I would like to say thank you to all those that contributed to this effort: James Turner, Wally Fort, Jim Schneider, Tony Dasaro, Carl Hardesty, Ellis McDonald, Joe Marlett, Cliff Ball and many other men for taking the time to talk with me and allowing me to use them as a resource for this article. I would also like to thank Bob Simpson for his tireless and continuing commitment to our great club over the past 17 years, and for providing the opportunity for this article to be printed in the NBRC Bulletin. Lastly, thank you to Cliff Ball and Jay Alnimer for their continued service and contributions to the NBRC as Vice President and Secretary-Treasurer, and to President Don Macauley for his past two years of service as President, and also for stepping up to fill the void as the National Fly Director. The NBRC over the years IS democracy, growth, and progress at its best. So remember, before we think of speaking negatively; of demeaning, or knocking the club, we must carefully choose our words. We should look back at its history, and recognize the growth that we have seen, as well as to appreciate the steps others have taken to create a more democratic organization for us all. To paraphrase what a great American once said, “My fellow ROLLERMEN, ask not what your CLUB can do you, but what YOU can do for your club!”
Written Sources Used:
1. Marlett, Joe. “NBRC Needs Radical Reform” Roller Journal October (1996): 10-11.
2. Gehrke, Dave. “Club Controversy.” Roller Journal October (1996): 6-8.
3. Perri, James A. “President of the National Birmingham Roller Club.” Letter to James Turner. 6 July 1996.
4. Marlett, Joe. “Thank You Mr. President.” National Birmingham Roller Club Jan-Feb (1998)
5. Marlett, Joe. “The NBRC Hall of Fame.” National

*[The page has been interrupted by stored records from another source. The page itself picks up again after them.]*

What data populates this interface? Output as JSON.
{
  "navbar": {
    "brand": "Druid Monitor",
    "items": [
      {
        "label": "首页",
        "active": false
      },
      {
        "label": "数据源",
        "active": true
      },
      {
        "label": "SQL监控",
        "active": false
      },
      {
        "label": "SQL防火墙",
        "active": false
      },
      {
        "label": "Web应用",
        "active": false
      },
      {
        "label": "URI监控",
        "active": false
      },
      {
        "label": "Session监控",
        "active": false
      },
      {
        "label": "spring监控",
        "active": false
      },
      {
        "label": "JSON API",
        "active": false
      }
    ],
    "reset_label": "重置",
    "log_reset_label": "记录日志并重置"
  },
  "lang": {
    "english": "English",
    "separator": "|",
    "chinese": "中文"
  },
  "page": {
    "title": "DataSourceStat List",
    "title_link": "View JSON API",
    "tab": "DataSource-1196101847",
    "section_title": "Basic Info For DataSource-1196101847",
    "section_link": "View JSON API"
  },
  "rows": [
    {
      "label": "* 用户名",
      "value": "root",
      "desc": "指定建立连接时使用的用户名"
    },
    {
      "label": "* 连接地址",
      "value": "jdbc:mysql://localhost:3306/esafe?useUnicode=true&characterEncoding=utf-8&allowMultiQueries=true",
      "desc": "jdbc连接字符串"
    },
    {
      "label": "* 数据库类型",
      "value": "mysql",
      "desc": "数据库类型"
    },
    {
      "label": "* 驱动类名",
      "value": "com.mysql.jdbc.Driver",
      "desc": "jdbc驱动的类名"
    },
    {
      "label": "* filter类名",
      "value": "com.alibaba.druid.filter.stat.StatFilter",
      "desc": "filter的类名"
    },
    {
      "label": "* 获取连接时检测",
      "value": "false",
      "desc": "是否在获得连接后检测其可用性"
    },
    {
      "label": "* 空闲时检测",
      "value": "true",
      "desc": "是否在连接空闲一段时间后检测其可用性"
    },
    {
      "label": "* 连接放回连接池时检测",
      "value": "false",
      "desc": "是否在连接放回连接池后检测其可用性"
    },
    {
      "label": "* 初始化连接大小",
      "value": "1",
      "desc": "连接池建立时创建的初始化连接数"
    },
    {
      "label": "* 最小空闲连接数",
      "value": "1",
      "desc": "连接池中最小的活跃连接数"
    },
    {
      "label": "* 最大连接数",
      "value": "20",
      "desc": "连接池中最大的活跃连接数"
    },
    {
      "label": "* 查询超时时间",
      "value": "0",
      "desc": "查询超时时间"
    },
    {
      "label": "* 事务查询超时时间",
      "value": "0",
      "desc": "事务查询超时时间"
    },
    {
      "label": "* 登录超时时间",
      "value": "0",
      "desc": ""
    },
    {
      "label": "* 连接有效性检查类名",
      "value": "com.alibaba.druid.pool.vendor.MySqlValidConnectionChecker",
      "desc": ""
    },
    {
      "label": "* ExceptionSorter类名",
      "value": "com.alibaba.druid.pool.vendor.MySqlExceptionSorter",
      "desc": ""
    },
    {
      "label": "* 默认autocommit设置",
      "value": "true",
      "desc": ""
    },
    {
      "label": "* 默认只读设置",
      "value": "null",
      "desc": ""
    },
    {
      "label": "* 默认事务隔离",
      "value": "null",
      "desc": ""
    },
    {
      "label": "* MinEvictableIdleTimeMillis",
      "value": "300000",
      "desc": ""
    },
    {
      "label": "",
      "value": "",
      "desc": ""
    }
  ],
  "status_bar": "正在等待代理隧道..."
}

Birmingham Roller Club July-Aug (1998)
6. Hardesty, Carl W. “The Rise and Fall and Rise Again of the NBRC.” National Birmingham Roller Club Bulletin (1998) o